● **EXERCISE INSTRUCTIONS**: Examine the data below and state how many lines contain "aliases", offering no other words.

● **MATERIAL TO PROCESS**:

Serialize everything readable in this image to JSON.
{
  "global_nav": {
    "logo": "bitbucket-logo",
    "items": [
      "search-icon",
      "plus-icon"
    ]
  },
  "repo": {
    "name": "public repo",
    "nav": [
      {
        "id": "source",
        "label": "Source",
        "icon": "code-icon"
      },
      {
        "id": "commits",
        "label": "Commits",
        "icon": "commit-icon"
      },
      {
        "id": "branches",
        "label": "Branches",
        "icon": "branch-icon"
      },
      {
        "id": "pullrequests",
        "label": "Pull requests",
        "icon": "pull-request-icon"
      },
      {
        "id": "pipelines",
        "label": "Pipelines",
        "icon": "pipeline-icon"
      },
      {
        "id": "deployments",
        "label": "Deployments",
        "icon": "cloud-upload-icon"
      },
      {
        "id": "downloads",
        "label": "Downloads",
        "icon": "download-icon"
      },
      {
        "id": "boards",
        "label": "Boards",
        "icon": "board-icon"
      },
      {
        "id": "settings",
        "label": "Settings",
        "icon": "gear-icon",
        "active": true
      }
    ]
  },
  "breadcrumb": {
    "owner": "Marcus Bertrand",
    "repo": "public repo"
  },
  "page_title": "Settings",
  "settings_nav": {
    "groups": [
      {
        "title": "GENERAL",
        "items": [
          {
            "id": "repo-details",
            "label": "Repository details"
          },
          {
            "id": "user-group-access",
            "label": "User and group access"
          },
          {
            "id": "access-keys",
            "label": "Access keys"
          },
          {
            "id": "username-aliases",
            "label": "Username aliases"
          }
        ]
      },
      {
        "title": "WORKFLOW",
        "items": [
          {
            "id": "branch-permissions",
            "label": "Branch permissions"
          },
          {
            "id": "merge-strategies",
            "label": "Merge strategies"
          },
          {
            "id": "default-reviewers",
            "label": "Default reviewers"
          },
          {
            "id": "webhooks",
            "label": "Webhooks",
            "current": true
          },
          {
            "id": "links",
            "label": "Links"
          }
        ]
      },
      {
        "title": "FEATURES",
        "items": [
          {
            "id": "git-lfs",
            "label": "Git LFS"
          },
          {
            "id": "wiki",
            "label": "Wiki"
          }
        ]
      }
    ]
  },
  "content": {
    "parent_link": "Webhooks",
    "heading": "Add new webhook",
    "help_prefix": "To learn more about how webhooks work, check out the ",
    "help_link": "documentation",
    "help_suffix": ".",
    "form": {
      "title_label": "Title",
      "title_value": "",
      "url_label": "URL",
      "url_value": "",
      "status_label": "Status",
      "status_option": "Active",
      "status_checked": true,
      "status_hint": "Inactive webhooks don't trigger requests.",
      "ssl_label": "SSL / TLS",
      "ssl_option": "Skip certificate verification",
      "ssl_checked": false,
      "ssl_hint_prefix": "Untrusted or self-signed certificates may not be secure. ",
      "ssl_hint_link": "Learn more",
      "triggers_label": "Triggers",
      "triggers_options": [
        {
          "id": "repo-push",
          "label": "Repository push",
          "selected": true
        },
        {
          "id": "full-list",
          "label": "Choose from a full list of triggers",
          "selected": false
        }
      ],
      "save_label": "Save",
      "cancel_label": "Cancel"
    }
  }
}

● **RESPONSE BOX**: 2